Karpyshyn was hired in 2000, and spent twelve years working with BioWare, penning stories for Baldur’s Gate, Jade Empire, Mass Effect, Mass Effect 2, and the SW:TOR games. “I’ve been in the video game industry for twenty years now. When I started at BioWare, everything was fresh and exciting. It was a dream job – talented people working together to create epic games,” said the industry veteran in a post on his website. “But as we grew and became more successful, things changed. We became more corporate. We were less able to make what we loved, and the teams were pushed to create games based on market research rather than our creative instincts and passions.”

He found that his “dream job became just a job,” and BioWare’s evolving structure and approach to game development didn’t interest him any longer. Karpyshyn has now joined fellow former BioWare employees James Ohlson and Chad Robertson at Archetype Entertainment. He will be the lead writer on its “multi-platform roleplaying game set in a new science fiction universe,” and described “the magic in the air” at the studio. “I know we have big shoes to fill. With BioWare, I was part of a legacy that will endure forever. We created some of the most beloved CRPGs of the past two decades,” said Karpyshyn. “But I truly believe at Archetype we have the talent and the opportunity to do something just as amazing!”

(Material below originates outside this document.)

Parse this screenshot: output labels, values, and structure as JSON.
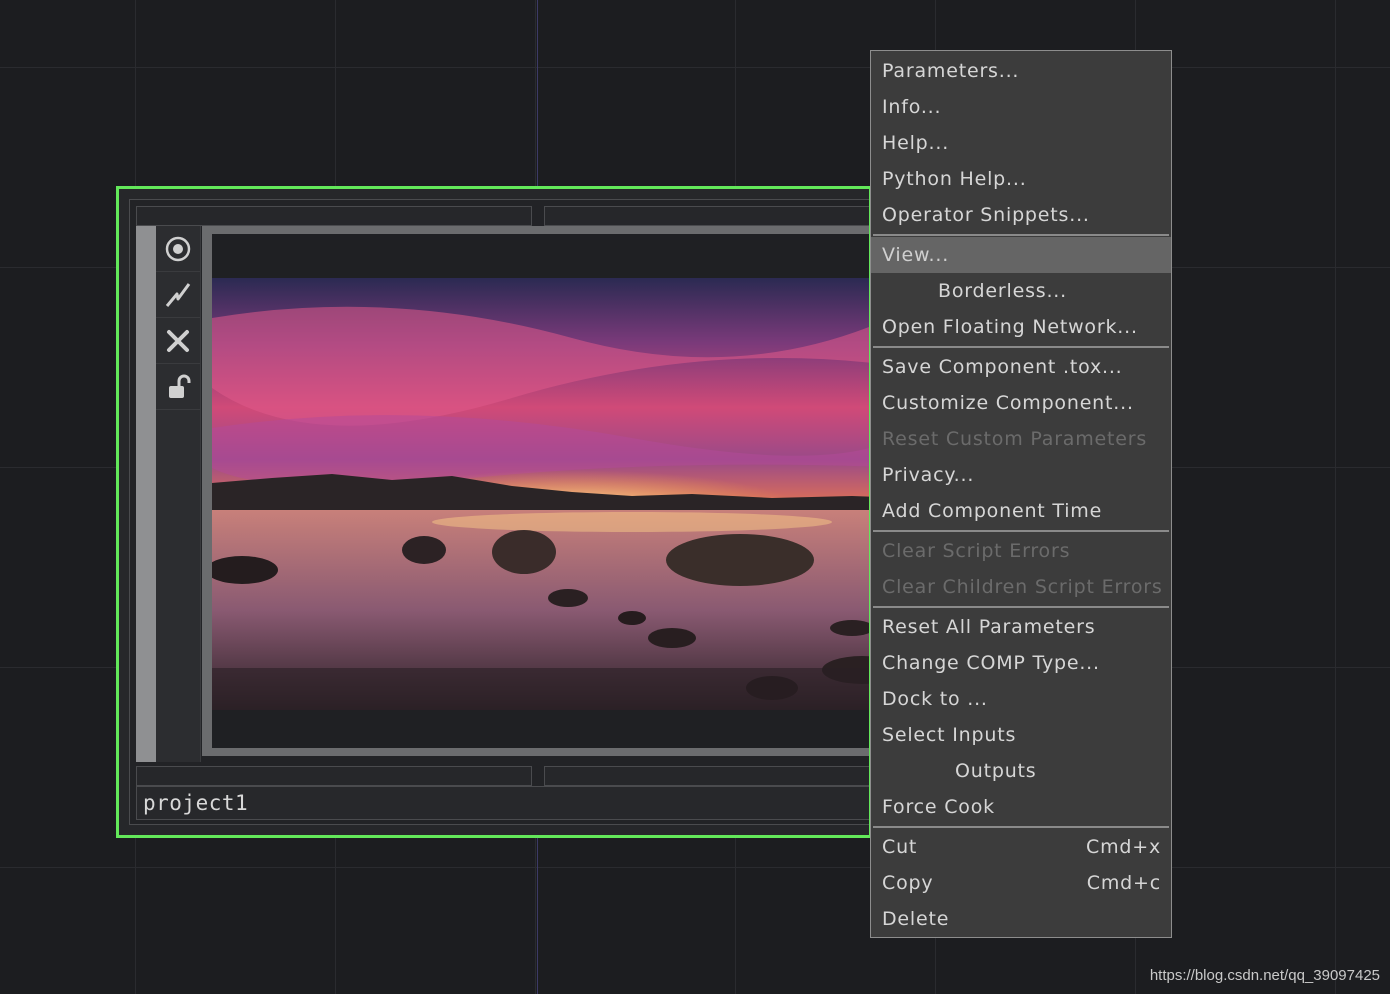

Recently, BioWare revealed its intentions to reboot Anthem to maximise the “full potential” of the online multiplayer sci-fi role-playing experience. “I am so proud of the work the team has put into this game, and at the same time there’s so much more that we—and you—would have wanted from it,” announced general manager Casey Hudson. “We recognize that there’s still more fundamental work to be done… and it will require a more substantial reinvention than an update or expansion.”